**Task description:**
Print the listing once more, exactly as written.
● ● ● ●
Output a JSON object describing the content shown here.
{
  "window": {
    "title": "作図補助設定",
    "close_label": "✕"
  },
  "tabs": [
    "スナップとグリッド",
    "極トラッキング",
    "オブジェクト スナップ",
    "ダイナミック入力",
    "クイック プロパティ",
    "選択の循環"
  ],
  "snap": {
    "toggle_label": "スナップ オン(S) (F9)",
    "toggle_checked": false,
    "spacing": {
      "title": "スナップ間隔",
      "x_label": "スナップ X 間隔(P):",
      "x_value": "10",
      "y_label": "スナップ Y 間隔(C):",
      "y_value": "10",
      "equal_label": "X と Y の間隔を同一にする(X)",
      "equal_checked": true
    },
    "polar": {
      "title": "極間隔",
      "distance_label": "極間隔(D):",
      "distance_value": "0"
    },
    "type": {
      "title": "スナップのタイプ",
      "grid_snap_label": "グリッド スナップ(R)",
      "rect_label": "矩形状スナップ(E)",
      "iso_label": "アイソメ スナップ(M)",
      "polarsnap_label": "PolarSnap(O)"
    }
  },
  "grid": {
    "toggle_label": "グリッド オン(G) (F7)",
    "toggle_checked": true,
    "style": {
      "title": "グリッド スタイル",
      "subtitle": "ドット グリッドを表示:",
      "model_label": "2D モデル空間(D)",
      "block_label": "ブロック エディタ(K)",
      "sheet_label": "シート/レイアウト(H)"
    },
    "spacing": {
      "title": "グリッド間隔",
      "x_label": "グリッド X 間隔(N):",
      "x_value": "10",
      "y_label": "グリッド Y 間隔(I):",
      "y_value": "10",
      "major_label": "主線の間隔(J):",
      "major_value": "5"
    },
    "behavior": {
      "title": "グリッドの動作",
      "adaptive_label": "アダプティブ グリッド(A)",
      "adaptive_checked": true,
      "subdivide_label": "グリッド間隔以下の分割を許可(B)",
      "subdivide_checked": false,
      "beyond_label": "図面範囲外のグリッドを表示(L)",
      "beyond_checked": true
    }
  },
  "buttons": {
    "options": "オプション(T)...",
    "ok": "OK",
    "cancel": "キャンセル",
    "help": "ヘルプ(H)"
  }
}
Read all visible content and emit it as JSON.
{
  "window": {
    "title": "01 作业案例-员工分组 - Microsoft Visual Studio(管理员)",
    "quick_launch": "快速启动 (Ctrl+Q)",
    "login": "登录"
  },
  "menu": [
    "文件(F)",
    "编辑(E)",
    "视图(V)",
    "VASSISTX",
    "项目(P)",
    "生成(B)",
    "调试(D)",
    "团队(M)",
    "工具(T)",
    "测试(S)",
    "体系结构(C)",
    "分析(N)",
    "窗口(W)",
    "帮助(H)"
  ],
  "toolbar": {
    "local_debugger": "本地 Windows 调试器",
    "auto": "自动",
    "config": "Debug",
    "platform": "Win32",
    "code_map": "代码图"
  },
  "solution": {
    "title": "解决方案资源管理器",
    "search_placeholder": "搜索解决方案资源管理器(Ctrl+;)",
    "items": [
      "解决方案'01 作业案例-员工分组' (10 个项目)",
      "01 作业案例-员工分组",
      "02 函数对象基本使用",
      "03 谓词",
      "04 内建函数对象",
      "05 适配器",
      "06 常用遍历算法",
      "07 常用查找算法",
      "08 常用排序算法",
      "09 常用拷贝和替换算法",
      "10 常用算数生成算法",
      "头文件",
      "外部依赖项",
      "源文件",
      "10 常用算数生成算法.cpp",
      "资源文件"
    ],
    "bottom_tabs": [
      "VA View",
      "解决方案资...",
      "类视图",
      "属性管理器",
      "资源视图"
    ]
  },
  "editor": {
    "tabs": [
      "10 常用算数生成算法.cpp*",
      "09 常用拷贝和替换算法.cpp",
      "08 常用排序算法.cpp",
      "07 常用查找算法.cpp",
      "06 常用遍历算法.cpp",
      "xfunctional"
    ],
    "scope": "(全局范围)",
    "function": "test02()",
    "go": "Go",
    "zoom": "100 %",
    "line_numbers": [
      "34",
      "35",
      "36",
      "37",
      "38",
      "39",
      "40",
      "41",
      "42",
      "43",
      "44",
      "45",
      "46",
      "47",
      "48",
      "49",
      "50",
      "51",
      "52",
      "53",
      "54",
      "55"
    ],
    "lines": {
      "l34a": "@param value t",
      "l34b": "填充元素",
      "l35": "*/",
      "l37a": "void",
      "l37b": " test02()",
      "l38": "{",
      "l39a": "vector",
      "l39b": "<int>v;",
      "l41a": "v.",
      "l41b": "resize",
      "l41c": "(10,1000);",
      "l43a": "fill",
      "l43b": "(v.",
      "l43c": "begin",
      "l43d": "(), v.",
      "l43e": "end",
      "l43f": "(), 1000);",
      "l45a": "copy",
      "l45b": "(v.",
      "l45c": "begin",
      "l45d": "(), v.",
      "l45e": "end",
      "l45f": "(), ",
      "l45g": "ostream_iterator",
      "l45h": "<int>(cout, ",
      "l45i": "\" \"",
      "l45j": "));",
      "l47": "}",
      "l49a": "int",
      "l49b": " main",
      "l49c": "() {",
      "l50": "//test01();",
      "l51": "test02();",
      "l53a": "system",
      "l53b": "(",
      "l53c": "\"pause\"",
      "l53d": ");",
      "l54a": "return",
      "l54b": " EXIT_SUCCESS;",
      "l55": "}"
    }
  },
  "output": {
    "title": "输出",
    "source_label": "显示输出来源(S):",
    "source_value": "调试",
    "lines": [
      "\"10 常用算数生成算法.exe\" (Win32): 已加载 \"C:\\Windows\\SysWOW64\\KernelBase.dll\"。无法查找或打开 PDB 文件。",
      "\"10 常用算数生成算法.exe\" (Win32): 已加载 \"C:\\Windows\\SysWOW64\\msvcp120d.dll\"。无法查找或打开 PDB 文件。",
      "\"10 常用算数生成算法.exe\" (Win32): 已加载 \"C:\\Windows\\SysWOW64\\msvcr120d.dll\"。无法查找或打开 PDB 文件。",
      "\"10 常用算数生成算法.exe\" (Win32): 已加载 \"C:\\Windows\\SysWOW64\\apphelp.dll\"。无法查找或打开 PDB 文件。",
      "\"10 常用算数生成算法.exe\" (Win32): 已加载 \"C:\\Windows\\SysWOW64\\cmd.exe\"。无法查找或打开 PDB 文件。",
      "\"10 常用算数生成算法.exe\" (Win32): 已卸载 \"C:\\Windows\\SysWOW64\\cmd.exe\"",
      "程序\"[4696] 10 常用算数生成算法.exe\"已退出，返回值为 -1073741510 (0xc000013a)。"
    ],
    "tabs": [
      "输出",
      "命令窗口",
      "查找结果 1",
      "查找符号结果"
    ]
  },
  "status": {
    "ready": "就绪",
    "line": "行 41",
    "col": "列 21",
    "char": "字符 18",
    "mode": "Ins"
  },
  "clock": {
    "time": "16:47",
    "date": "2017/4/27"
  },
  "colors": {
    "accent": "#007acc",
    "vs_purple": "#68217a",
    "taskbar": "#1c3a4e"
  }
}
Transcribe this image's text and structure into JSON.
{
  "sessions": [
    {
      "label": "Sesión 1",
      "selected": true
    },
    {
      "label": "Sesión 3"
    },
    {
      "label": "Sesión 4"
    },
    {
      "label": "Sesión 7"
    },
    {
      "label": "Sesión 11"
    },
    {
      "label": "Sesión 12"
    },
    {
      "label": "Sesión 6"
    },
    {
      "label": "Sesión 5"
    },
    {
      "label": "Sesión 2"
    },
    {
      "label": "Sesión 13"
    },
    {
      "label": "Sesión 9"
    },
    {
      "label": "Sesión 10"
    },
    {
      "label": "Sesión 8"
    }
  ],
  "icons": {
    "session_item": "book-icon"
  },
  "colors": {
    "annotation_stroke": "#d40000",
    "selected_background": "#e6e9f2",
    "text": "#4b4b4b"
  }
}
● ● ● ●
**Exercise answer:**
Output a JSON object describing the content shown here.
{
  "window": {
    "title": "作図補助設定",
    "close_label": "✕"
  },
  "tabs": [
    "スナップとグリッド",
    "極トラッキング",
    "オブジェクト スナップ",
    "ダイナミック入力",
    "クイック プロパティ",
    "選択の循環"
  ],
  "snap": {
    "toggle_label": "スナップ オン(S) (F9)",
    "toggle_checked": false,
    "spacing": {
      "title": "スナップ間隔",
      "x_label": "スナップ X 間隔(P):",
      "x_value": "10",
      "y_label": "スナップ Y 間隔(C):",
      "y_value": "10",
      "equal_label": "X と Y の間隔を同一にする(X)",
      "equal_checked": true
    },
    "polar": {
      "title": "極間隔",
      "distance_label": "極間隔(D):",
      "distance_value": "0"
    },
    "type": {
      "title": "スナップのタイプ",
      "grid_snap_label": "グリッド スナップ(R)",
      "rect_label": "矩形状スナップ(E)",
      "iso_label": "アイソメ スナップ(M)",
      "polarsnap_label": "PolarSnap(O)"
    }
  },
  "grid": {
    "toggle_label": "グリッド オン(G) (F7)",
    "toggle_checked": true,
    "style": {
      "title": "グリッド スタイル",
      "subtitle": "ドット グリッドを表示:",
      "model_label": "2D モデル空間(D)",
      "block_label": "ブロック エディタ(K)",
      "sheet_label": "シート/レイアウト(H)"
    },
    "spacing": {
      "title": "グリッド間隔",
      "x_label": "グリッド X 間隔(N):",
      "x_value": "10",
      "y_label": "グリッド Y 間隔(I):",
      "y_value": "10",
      "major_label": "主線の間隔(J):",
      "major_value": "5"
    },
    "behavior": {
      "title": "グリッドの動作",
      "adaptive_label": "アダプティブ グリッド(A)",
      "adaptive_checked": true,
      "subdivide_label": "グリッド間隔以下の分割を許可(B)",
      "subdivide_checked": false,
      "beyond_label": "図面範囲外のグリッドを表示(L)",
      "beyond_checked": true
    }
  },
  "buttons": {
    "options": "オプション(T)...",
    "ok": "OK",
    "cancel": "キャンセル",
    "help": "ヘルプ(H)"
  }
}
Read all visible content and emit it as JSON.
{
  "window": {
    "title": "01 作业案例-员工分组 - Microsoft Visual Studio(管理员)",
    "quick_launch": "快速启动 (Ctrl+Q)",
    "login": "登录"
  },
  "menu": [
    "文件(F)",
    "编辑(E)",
    "视图(V)",
    "VASSISTX",
    "项目(P)",
    "生成(B)",
    "调试(D)",
    "团队(M)",
    "工具(T)",
    "测试(S)",
    "体系结构(C)",
    "分析(N)",
    "窗口(W)",
    "帮助(H)"
  ],
  "toolbar": {
    "local_debugger": "本地 Windows 调试器",
    "auto": "自动",
    "config": "Debug",
    "platform": "Win32",
    "code_map": "代码图"
  },
  "solution": {
    "title": "解决方案资源管理器",
    "search_placeholder": "搜索解决方案资源管理器(Ctrl+;)",
    "items": [
      "解决方案'01 作业案例-员工分组' (10 个项目)",
      "01 作业案例-员工分组",
      "02 函数对象基本使用",
      "03 谓词",
      "04 内建函数对象",
      "05 适配器",
      "06 常用遍历算法",
      "07 常用查找算法",
      "08 常用排序算法",
      "09 常用拷贝和替换算法",
      "10 常用算数生成算法",
      "头文件",
      "外部依赖项",
      "源文件",
      "10 常用算数生成算法.cpp",
      "资源文件"
    ],
    "bottom_tabs": [
      "VA View",
      "解决方案资...",
      "类视图",
      "属性管理器",
      "资源视图"
    ]
  },
  "editor": {
    "tabs": [
      "10 常用算数生成算法.cpp*",
      "09 常用拷贝和替换算法.cpp",
      "08 常用排序算法.cpp",
      "07 常用查找算法.cpp",
      "06 常用遍历算法.cpp",
      "xfunctional"
    ],
    "scope": "(全局范围)",
    "function": "test02()",
    "go": "Go",
    "zoom": "100 %",
    "line_numbers": [
      "34",
      "35",
      "36",
      "37",
      "38",
      "39",
      "40",
      "41",
      "42",
      "43",
      "44",
      "45",
      "46",
      "47",
      "48",
      "49",
      "50",
      "51",
      "52",
      "53",
      "54",
      "55"
    ],
    "lines": {
      "l34a": "@param value t",
      "l34b": "填充元素",
      "l35": "*/",
      "l37a": "void",
      "l37b": " test02()",
      "l38": "{",
      "l39a": "vector",
      "l39b": "<int>v;",
      "l41a": "v.",
      "l41b": "resize",
      "l41c": "(10,1000);",
      "l43a": "fill",
      "l43b": "(v.",
      "l43c": "begin",
      "l43d": "(), v.",
      "l43e": "end",
      "l43f": "(), 1000);",
      "l45a": "copy",
      "l45b": "(v.",
      "l45c": "begin",
      "l45d": "(), v.",
      "l45e": "end",
      "l45f": "(), ",
      "l45g": "ostream_iterator",
      "l45h": "<int>(cout, ",
      "l45i": "\" \"",
      "l45j": "));",
      "l47": "}",
      "l49a": "int",
      "l49b": " main",
      "l49c": "() {",
      "l50": "//test01();",
      "l51": "test02();",
      "l53a": "system",
      "l53b": "(",
      "l53c": "\"pause\"",
      "l53d": ");",
      "l54a": "return",
      "l54b": " EXIT_SUCCESS;",
      "l55": "}"
    }
  },
  "output": {
    "title": "输出",
    "source_label": "显示输出来源(S):",
    "source_value": "调试",
    "lines": [
      "\"10 常用算数生成算法.exe\" (Win32): 已加载 \"C:\\Windows\\SysWOW64\\KernelBase.dll\"。无法查找或打开 PDB 文件。",
      "\"10 常用算数生成算法.exe\" (Win32): 已加载 \"C:\\Windows\\SysWOW64\\msvcp120d.dll\"。无法查找或打开 PDB 文件。",
      "\"10 常用算数生成算法.exe\" (Win32): 已加载 \"C:\\Windows\\SysWOW64\\msvcr120d.dll\"。无法查找或打开 PDB 文件。",
      "\"10 常用算数生成算法.exe\" (Win32): 已加载 \"C:\\Windows\\SysWOW64\\apphelp.dll\"。无法查找或打开 PDB 文件。",
      "\"10 常用算数生成算法.exe\" (Win32): 已加载 \"C:\\Windows\\SysWOW64\\cmd.exe\"。无法查找或打开 PDB 文件。",
      "\"10 常用算数生成算法.exe\" (Win32): 已卸载 \"C:\\Windows\\SysWOW64\\cmd.exe\"",
      "程序\"[4696] 10 常用算数生成算法.exe\"已退出，返回值为 -1073741510 (0xc000013a)。"
    ],
    "tabs": [
      "输出",
      "命令窗口",
      "查找结果 1",
      "查找符号结果"
    ]
  },
  "status": {
    "ready": "就绪",
    "line": "行 41",
    "col": "列 21",
    "char": "字符 18",
    "mode": "Ins"
  },
  "clock": {
    "time": "16:47",
    "date": "2017/4/27"
  },
  "colors": {
    "accent": "#007acc",
    "vs_purple": "#68217a",
    "taskbar": "#1c3a4e"
  }
}
Transcribe this image's text and structure into JSON.
{
  "sessions": [
    {
      "label": "Sesión 1",
      "selected": true
    },
    {
      "label": "Sesión 3"
    },
    {
      "label": "Sesión 4"
    },
    {
      "label": "Sesión 7"
    },
    {
      "label": "Sesión 11"
    },
    {
      "label": "Sesión 12"
    },
    {
      "label": "Sesión 6"
    },
    {
      "label": "Sesión 5"
    },
    {
      "label": "Sesión 2"
    },
    {
      "label": "Sesión 13"
    },
    {
      "label": "Sesión 9"
    },
    {
      "label": "Sesión 10"
    },
    {
      "label": "Sesión 8"
    }
  ],
  "icons": {
    "session_item": "book-icon"
  },
  "colors": {
    "annotation_stroke": "#d40000",
    "selected_background": "#e6e9f2",
    "text": "#4b4b4b"
  }
}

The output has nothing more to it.